Acid Reflux, Asthma, Common Variable Immune Deficiency, Eczema, Food Allergies, Postural Orthostatic Tachycardia Syndrome, and so on.

Guess which of the above mentioned conditions caused me to shed tears first? 

Ding, ding, the prize goes to those of you who said food allergies (don’t worry I’ve shed tears over the others, but some have taken me longer to fully comprehend).

Ry’s first food allergy diagnosis was to milk protein, which sounded simple enough; we just needed to avoid dairy and any of the tricky sounding names that mean dairy on food packages.  I had dropped her off at preschool with the intention of doing some grocery shopping and cooking with our new lifestyle in mind that evening after I picked her up.  I literally got to aisle 3 before I started sobbing. I don’t mean a dainty feminine little sniffle, I mean the full blown sobs, runny nose, blood red eyes kind of cry.  Every single item I picked up seemed to have dairy or casein or some dairy byproduct in it, and I started to wonder what a vegetarian (remind me to tell you about the third grade field trip one of these days if you want the backstory on that decision) could cook and get a 4 year old to actually eat.

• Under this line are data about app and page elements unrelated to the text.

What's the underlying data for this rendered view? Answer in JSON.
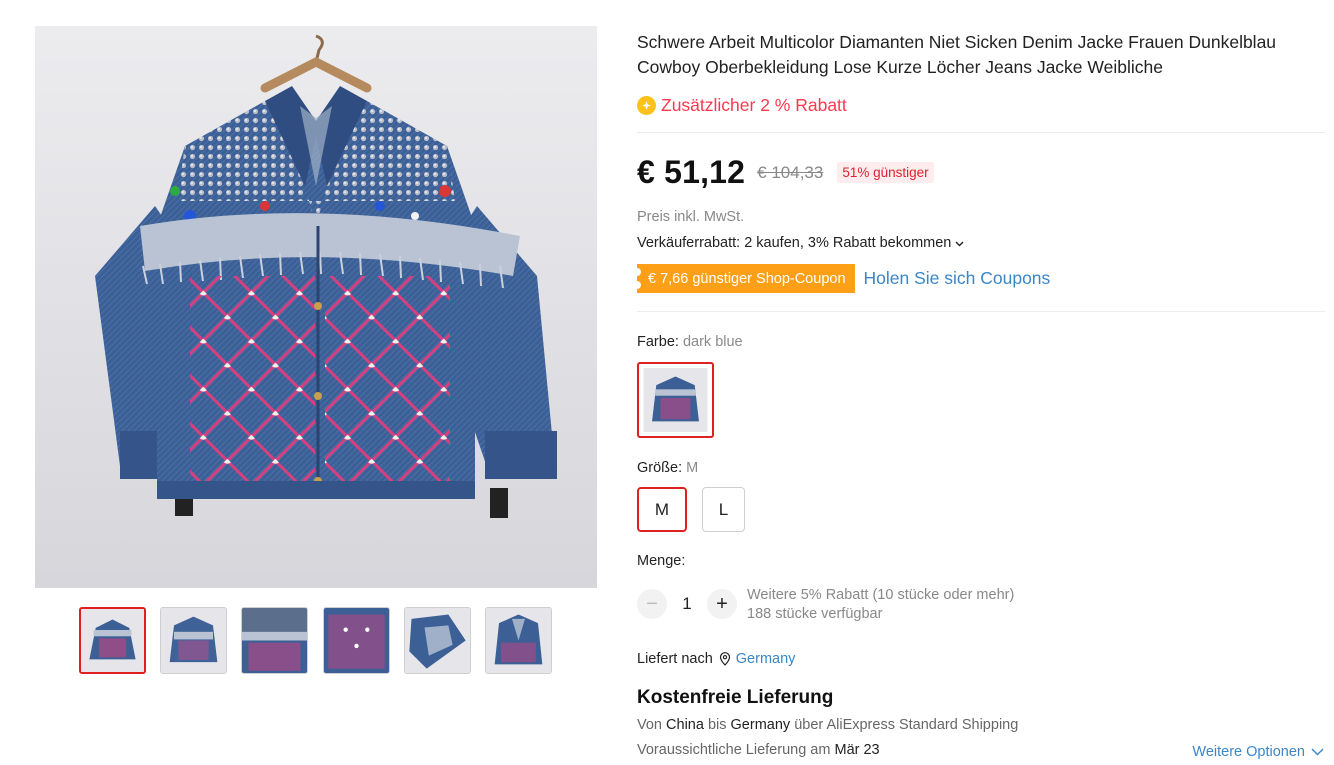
{
  "product": {
    "title": "Schwere Arbeit Multicolor Diamanten Niet Sicken Denim Jacke Frauen Dunkelblau Cowboy Oberbekleidung Lose Kurze Löcher Jeans Jacke Weibliche",
    "extra_discount": "Zusätzlicher 2 % Rabatt"
  },
  "price": {
    "current": "€ 51,12",
    "original": "€ 104,33",
    "discount_badge": "51% günstiger",
    "tax_note": "Preis inkl. MwSt.",
    "seller_discount": "Verkäuferrabatt: 2 kaufen, 3% Rabatt bekommen",
    "coupon_tag": "€ 7,66 günstiger Shop-Coupon",
    "coupon_link": "Holen Sie sich Coupons"
  },
  "color": {
    "label": "Farbe:",
    "value": "dark blue"
  },
  "size": {
    "label": "Größe:",
    "value": "M",
    "options": [
      "M",
      "L"
    ]
  },
  "quantity": {
    "label": "Menge:",
    "value": "1",
    "minus": "−",
    "plus": "+",
    "bulk_note": "Weitere 5% Rabatt (10 stücke oder mehr)",
    "stock_note": "188 stücke verfügbar"
  },
  "shipping": {
    "ship_to_label": "Liefert nach",
    "ship_to_country": "Germany",
    "title": "Kostenfreie Lieferung",
    "route_from": "Von",
    "route_origin": "China",
    "route_to": "bis",
    "route_destination": "Germany",
    "route_method": "über AliExpress Standard Shipping",
    "eta_label": "Voraussichtliche Lieferung am",
    "eta_date": "Mär 23",
    "more_options": "Weitere Optionen"
  },
  "colors": {
    "accent_red": "#e02020",
    "price_red": "#fd384f",
    "coupon_orange": "#fd9f17",
    "link_blue": "#3a86c7",
    "denim_blue": "#3c5f96",
    "bead_pink": "#d6407f"
  },
  "icons": {
    "extra_discount": "coin-plus-icon",
    "seller_discount": "chevron-down-icon",
    "ship_to": "location-pin-icon",
    "more_options": "chevron-down-icon"
  }
}
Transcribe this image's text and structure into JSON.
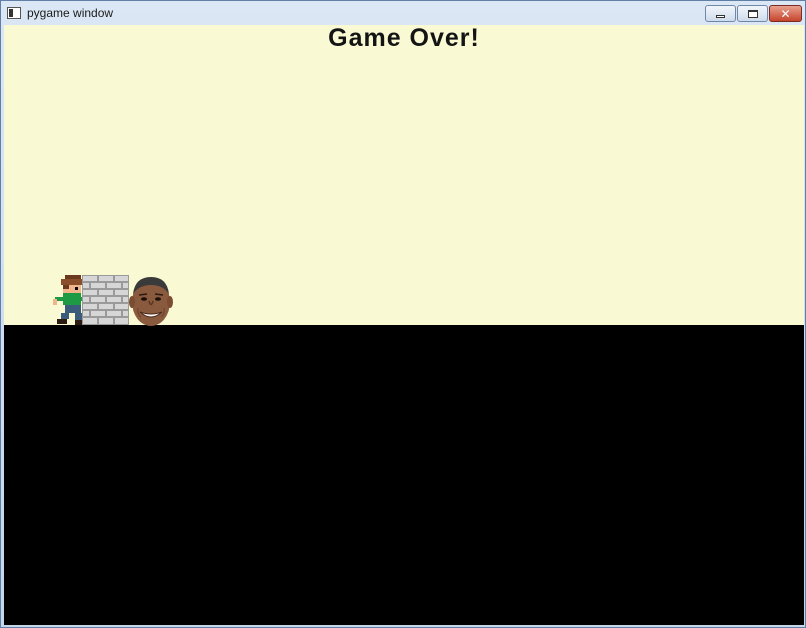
{
  "window": {
    "title": "pygame window",
    "icon": "app-icon",
    "controls": [
      "minimize-icon",
      "maximize-icon",
      "close-icon"
    ]
  },
  "game": {
    "message": "Game Over!",
    "colors": {
      "sky": "#f9f9d3",
      "ground": "#000000",
      "text": "#141414"
    },
    "sprites": [
      "player-icon",
      "brick-wall",
      "enemy-head"
    ]
  }
}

I picked Ry up from school that day and she wanted Chinese for dinner so we drove to the Chinese Buffet a block or so from our condo.  I learned 2 things during that meal that sustained us for the days or weeks or months to come: the Chinese Buffet was pretty reasonably priced for the 2 of us, and it is super easy to avoid dairy in Chinese food.  So that was our strategy until I could find my cooking feet.
Thanks to the suggestion of a colleague, we discovered soy and soy products and were back in the game again.

We learned pretty quickly that Caden was allergic to dairy-based formulas so we suavely switched him to a soy formula only to learn that he didn’t tolerate soy either.  He ended up on a pre-digested hypoallergenic infant formula (yummy, huh?) and I was left once again thinking what in the heck are we going to eat?

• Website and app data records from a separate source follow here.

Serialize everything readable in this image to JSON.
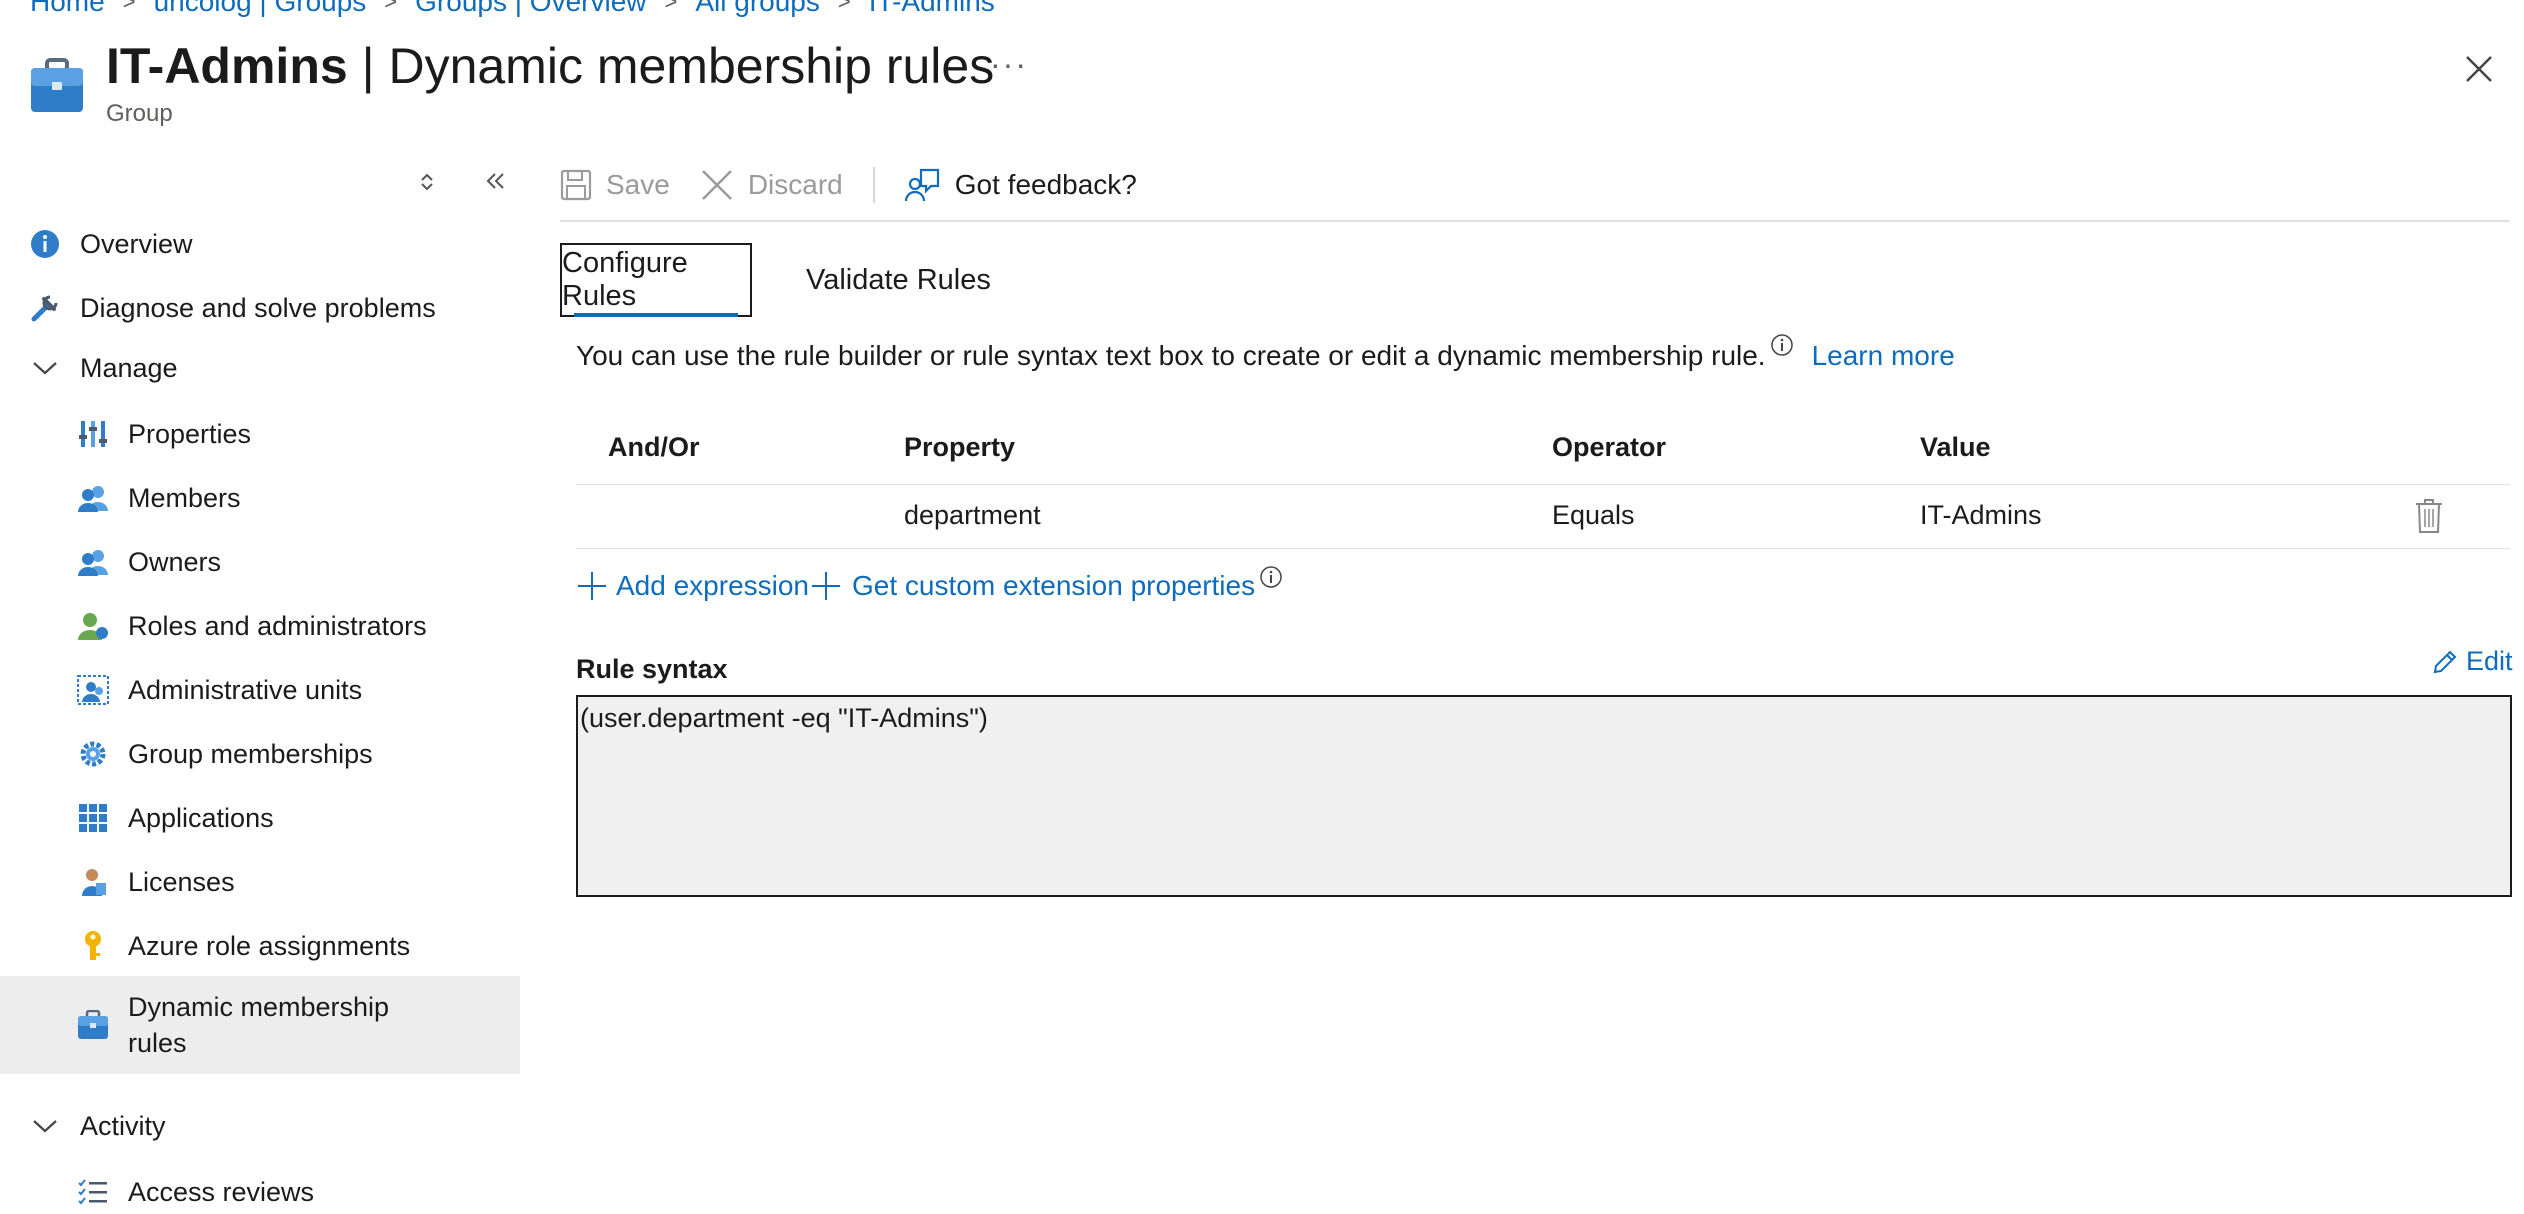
{
  "breadcrumb": [
    "Home",
    "uncolog | Groups",
    "Groups | Overview",
    "All groups",
    "IT-Admins"
  ],
  "header": {
    "title_bold": "IT-Admins",
    "title_rest": " | Dynamic membership rules",
    "subtitle": "Group",
    "more": "···"
  },
  "sidebar": {
    "items": [
      {
        "label": "Overview",
        "icon": "info-icon"
      },
      {
        "label": "Diagnose and solve problems",
        "icon": "wrench-icon"
      },
      {
        "label": "Manage",
        "icon": "chevron-down-icon"
      },
      {
        "label": "Properties",
        "icon": "properties-icon"
      },
      {
        "label": "Members",
        "icon": "members-icon"
      },
      {
        "label": "Owners",
        "icon": "owners-icon"
      },
      {
        "label": "Roles and administrators",
        "icon": "roles-icon"
      },
      {
        "label": "Administrative units",
        "icon": "admin-units-icon"
      },
      {
        "label": "Group memberships",
        "icon": "gear-icon"
      },
      {
        "label": "Applications",
        "icon": "apps-grid-icon"
      },
      {
        "label": "Licenses",
        "icon": "licenses-icon"
      },
      {
        "label": "Azure role assignments",
        "icon": "key-icon"
      },
      {
        "label": "Dynamic membership rules",
        "icon": "briefcase-icon"
      },
      {
        "label": "Activity",
        "icon": "chevron-down-icon"
      },
      {
        "label": "Access reviews",
        "icon": "checklist-icon"
      }
    ]
  },
  "toolbar": {
    "save_label": "Save",
    "discard_label": "Discard",
    "feedback_label": "Got feedback?"
  },
  "tabs": {
    "configure": "Configure Rules",
    "validate": "Validate Rules"
  },
  "description": {
    "text": "You can use the rule builder or rule syntax text box to create or edit a dynamic membership rule.",
    "learn_more": "Learn more"
  },
  "table": {
    "headers": [
      "And/Or",
      "Property",
      "Operator",
      "Value"
    ],
    "rows": [
      {
        "and_or": "",
        "property": "department",
        "operator": "Equals",
        "value": "IT-Admins"
      }
    ]
  },
  "actions": {
    "add_expression": "Add expression",
    "custom_extension": "Get custom extension properties"
  },
  "rule_syntax": {
    "label": "Rule syntax",
    "edit_label": "Edit",
    "value": "(user.department -eq \"IT-Admins\")"
  },
  "colors": {
    "accent": "#0f6cbd",
    "selected_bg": "#ededed",
    "syntax_bg": "#f0f0f0"
  }
}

But hey, there are plenty of fruits and veggies out there in the world to try so we’d be adventuresome and what a cool diet I imagined that we’d have.

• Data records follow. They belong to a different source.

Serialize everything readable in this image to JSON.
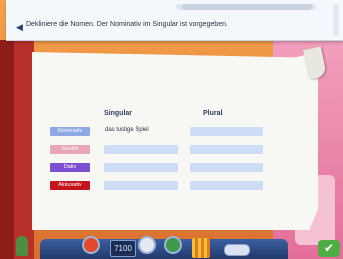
{
  "instruction": "Dekliniere die Nomen. Der Nominativ im Singular ist vorgegeben.",
  "table": {
    "headers": {
      "singular": "Singular",
      "plural": "Plural"
    },
    "rows": [
      {
        "case": "Nominativ",
        "color": "#8ea8e6",
        "singular": "das lustige Spiel",
        "plural": ""
      },
      {
        "case": "Genitiv",
        "color": "#e8a6b7",
        "singular": "",
        "plural": ""
      },
      {
        "case": "Dativ",
        "color": "#7b4fd0",
        "singular": "",
        "plural": ""
      },
      {
        "case": "Akkusativ",
        "color": "#c4151d",
        "singular": "",
        "plural": ""
      }
    ]
  },
  "toolbar": {
    "score": "7100"
  },
  "icons": {
    "speaker": "speaker-icon",
    "done": "checkmark-icon"
  }
}
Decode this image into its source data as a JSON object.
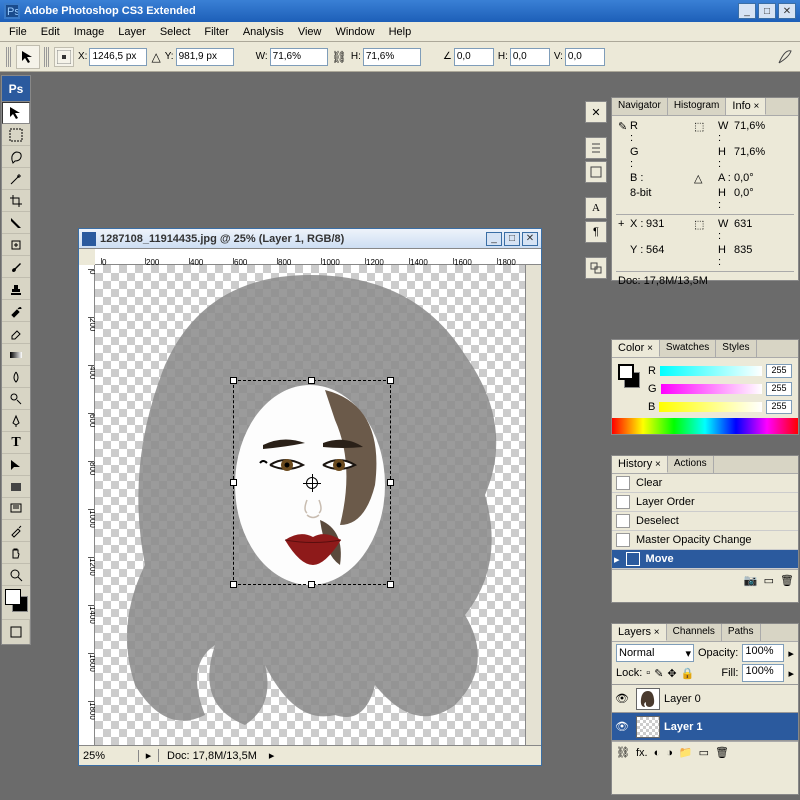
{
  "window": {
    "title": "Adobe Photoshop CS3 Extended"
  },
  "menu": {
    "items": [
      "File",
      "Edit",
      "Image",
      "Layer",
      "Select",
      "Filter",
      "Analysis",
      "View",
      "Window",
      "Help"
    ]
  },
  "options": {
    "x_label": "X:",
    "x": "1246,5 px",
    "y_label": "Y:",
    "y": "981,9 px",
    "w_label": "W:",
    "w": "71,6%",
    "h_label": "H:",
    "h": "71,6%",
    "angle_label": "∠",
    "angle": "0,0",
    "hskew_label": "H:",
    "hskew": "0,0",
    "vskew_label": "V:",
    "vskew": "0,0"
  },
  "document": {
    "title": "1287108_11914435.jpg @ 25% (Layer 1, RGB/8)",
    "zoom": "25%",
    "status": "Doc: 17,8M/13,5M",
    "ruler_h": [
      "0",
      "200",
      "400",
      "600",
      "800",
      "1000",
      "1200",
      "1400",
      "1600",
      "1800"
    ],
    "ruler_v": [
      "0",
      "200",
      "400",
      "600",
      "800",
      "1000",
      "1200",
      "1400",
      "1600",
      "1800"
    ]
  },
  "info_panel": {
    "tabs": [
      "Navigator",
      "Histogram",
      "Info"
    ],
    "r": "R :",
    "g": "G :",
    "b": "B :",
    "bit": "8-bit",
    "w": "W :",
    "w_val": "71,6%",
    "h": "H :",
    "h_val": "71,6%",
    "a": "A :",
    "a_val": "0,0°",
    "hh": "H :",
    "hh_val": "0,0°",
    "x": "X :",
    "x_val": "931",
    "y": "Y :",
    "y_val": "564",
    "ww": "W :",
    "ww_val": "631",
    "hhh": "H :",
    "hhh_val": "835",
    "doc": "Doc: 17,8M/13,5M"
  },
  "color_panel": {
    "tabs": [
      "Color",
      "Swatches",
      "Styles"
    ],
    "r": "R",
    "r_val": "255",
    "g": "G",
    "g_val": "255",
    "b": "B",
    "b_val": "255"
  },
  "history_panel": {
    "tabs": [
      "History",
      "Actions"
    ],
    "items": [
      "Clear",
      "Layer Order",
      "Deselect",
      "Master Opacity Change",
      "Move"
    ]
  },
  "layers_panel": {
    "tabs": [
      "Layers",
      "Channels",
      "Paths"
    ],
    "blend": "Normal",
    "opacity_label": "Opacity:",
    "opacity": "100%",
    "lock_label": "Lock:",
    "fill_label": "Fill:",
    "fill": "100%",
    "layers": [
      "Layer 0",
      "Layer 1"
    ]
  }
}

Then we introduced to Caden to his first baby food, and discovered very violently and rudely that he has an anaphylactic reaction (extreme life threatening allergy) to…………carrots.  This quickly ruled out many other root vegetables and cross pollenated foods like celery and kiwi.  Now before you say it, yes I know carrots are supposed to be a hypoallergenic food---I’ve heard that a time or two.  But I can also tell you without a doubt that we immediately know if any amount of carrot or beta carotene has found its way into the food by the reaction that Caden starts to have.  Carrots are a trick one though because they are cheap and plentiful and apparently make a great natural food coloring and bulk substance in everything from banana cakes to soups to sauces to crackers. 

Don’t worry it gets better.  Thanks to my own IBS we have had to move to a gluten free diet and for my husband’s health we watch carbs.  Caden is on a low sodium diet while Ryley is on an extremely high sodium diet.  And to add insult to injury Caden’s fruit intake has to be restricted because he doesn’t produce enough of the enzyme that breaks fruit sugars down.  And then there’s the feeding aversion that we have battled compliments of Caden’s sensory processing disorder that further limits texture, temperature, and color. 

Are we having fun yet?

Seriously, it seems overwhelming when you listen to it and honestly as I type it all out, I’m starting to sweat a little, but you adapt.  That initial food allergy broke me down because I didn’t know how to adapt yet.  Each new food allergy certainly sends us back to the drawing board and we all read package labels with the best of them.  We try to avoid eating out whenever possible and we get the amazing opportunity to try grains and products that we probably wouldn’t have otherwise. Heck I thought  chia seeds were just for growing my cute animal shaped plant during the holidays; who knew they were tasty and healthy?  Same goes for sunflower butter and a whole host of other foods. 

Don’t get me wrong, it isn’t always easy but it does make me giggle a little when someone asks if there are any food allergies.  Uh yea, let me tell you a little about Caden’s tale.